When I got a call from pro travel photographer George Tapan to go along with him in different trips. I did not hesitate to say yes, knowing I will be learning a lot from him about photography.
Knowing that it was a land travel, I was expecting an SUV or big van. Lo and behold, when I met him, he was driving a silver, compact van that I had only seen for the first time, the Baic MZ40.
I have to admit that I am brand conscious on certain things like vehicles, gadgets and other expensive items. That’s why seeing the Baic for the first time made me a bit apprehensive since due to the long hours of drive with a little bit of a known brand.
I can’t blame myself as I have been bombarded by more aggressive brands with ads, agents and all sorts of marketing stuff.
Traveling with George Tapan meant longer trips on the road. Stopping at important and scenic spots, while driving to and around Bicol, Laguna and Cordillera. It was only him and me alternately driving. So for days, I got used to driving the Baic mini van.
At first glance, the Baic MZ40 look kinda awkward to me. As I am used to sedans and vans. But as I take a closer look at it, and the longer I look at it, the more it looks kinda neat. 🙂
With the basic set-up it has, it may not be fancy, but is pretty decent given the price tag.
It has 5 doors – 2 on each side and 1 at the back. The design, I believe is targeted either for small families wanting a mini van or for entrepreneurs who want their goods on mobile.
The interior of the Baic MZ40 is very basic and what is expected of given its price range. It is not as luxurious compared to more expensive vehicles, but I am pretty sure, it has what most might be needing.
Most of the interior is made of plastic. The gauges are mostly analog.
Even it is to be a very basic unit, yet it has centralized locks installed and power windows in the front.
I was surprised on how spacious it can be for an 8-seater compact van. The leg room at the back is adequate for the usual Filipino height.
The Baic MZ45 is a little bit bigger than the MZ40. It is an extended version of the MZ40, with additional space at the back.
A little downside is that it does not have an ABS technology system installed.
I am no expert on cars, especially on the technical part, but for a casual and everyday driver like me, who owns a car, I have to say that the Baic MZ40 exceeded my expectations. With hours of driving from Manila to Albay and back, plus, I drove it going to and around Cordillera region and back to Baguio.

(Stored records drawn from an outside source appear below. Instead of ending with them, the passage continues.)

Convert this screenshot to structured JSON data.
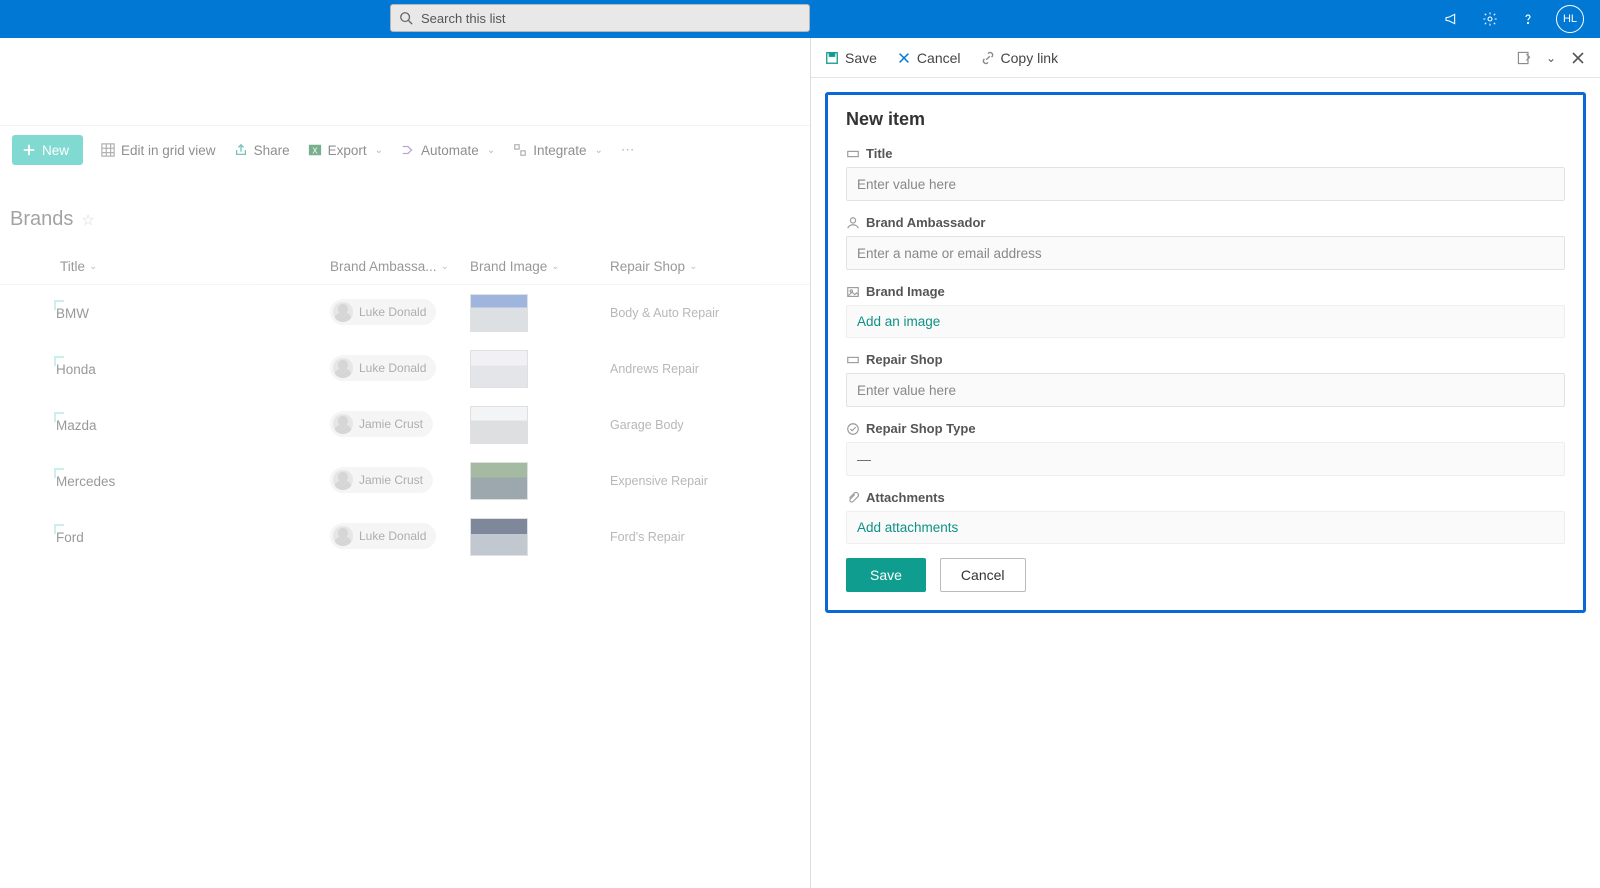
{
  "suite": {
    "search_placeholder": "Search this list",
    "avatar_initials": "HL"
  },
  "commands": {
    "new_label": "New",
    "edit_grid": "Edit in grid view",
    "share": "Share",
    "export": "Export",
    "automate": "Automate",
    "integrate": "Integrate"
  },
  "list": {
    "title": "Brands",
    "columns": {
      "title": "Title",
      "ambassador": "Brand Ambassa...",
      "image": "Brand Image",
      "shop": "Repair Shop"
    },
    "rows": [
      {
        "title": "BMW",
        "ambassador": "Luke Donald",
        "shop": "Body & Auto Repair"
      },
      {
        "title": "Honda",
        "ambassador": "Luke Donald",
        "shop": "Andrews Repair"
      },
      {
        "title": "Mazda",
        "ambassador": "Jamie Crust",
        "shop": "Garage Body"
      },
      {
        "title": "Mercedes",
        "ambassador": "Jamie Crust",
        "shop": "Expensive Repair"
      },
      {
        "title": "Ford",
        "ambassador": "Luke Donald",
        "shop": "Ford's Repair"
      }
    ]
  },
  "panel": {
    "top": {
      "save": "Save",
      "cancel": "Cancel",
      "copy_link": "Copy link"
    },
    "heading": "New item",
    "fields": {
      "title_label": "Title",
      "title_placeholder": "Enter value here",
      "ambassador_label": "Brand Ambassador",
      "ambassador_placeholder": "Enter a name or email address",
      "image_label": "Brand Image",
      "image_action": "Add an image",
      "shop_label": "Repair Shop",
      "shop_placeholder": "Enter value here",
      "shop_type_label": "Repair Shop Type",
      "shop_type_value": "—",
      "attachments_label": "Attachments",
      "attachments_action": "Add attachments"
    },
    "buttons": {
      "save": "Save",
      "cancel": "Cancel"
    }
  }
}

My apprehensions slowly disappeared when I drove it myself the first time. When we traveled from Manila to Albay. Though I was a bit slow at start, considering I drive an automatic sedan for daily use, this manual mini van was a smooth drive in most part. I just find the third gear a bit noisy at times.
The Baic MZ45 is a bit longer and a bit heavier, I suppose than the MZ40. I drove an MZ45 when we went to Cordillera. I find the MZ40 to have better pull. I just don’t know if it goes across all MZ45 or just the one lent to us.
This 8-seater mini van from Baic is surprisingly powerful enough to run a city driving and even not-so ordinary terrains.
I drove a Baic MZ45 in rough roads going to the mountains of cordillera, and even very inclined uphill roads going to the farms and sites in Cordillera. This compact van also tried going through knee-deep water in Cagsawa.
So, overall, for the amount of nearly Php 500,000, it can be an option for those wanting to use this for business or for new vehicle purchase for family.
Parts and services are supported by Universal Motors Corporation in the Philippines.
QUICK SPECS: BAIC MZ40 1.2 MT
Engine: 1.2-liter variable-valve gasoline
Transmission: 5-speed manual
Power: 86hp @ 6,000rpm
Torque: 108Nm @ 4,400rpm
Drive layout: RWD
*Photos without LifestyleBucket watermark are properties of Mr. George Tapan.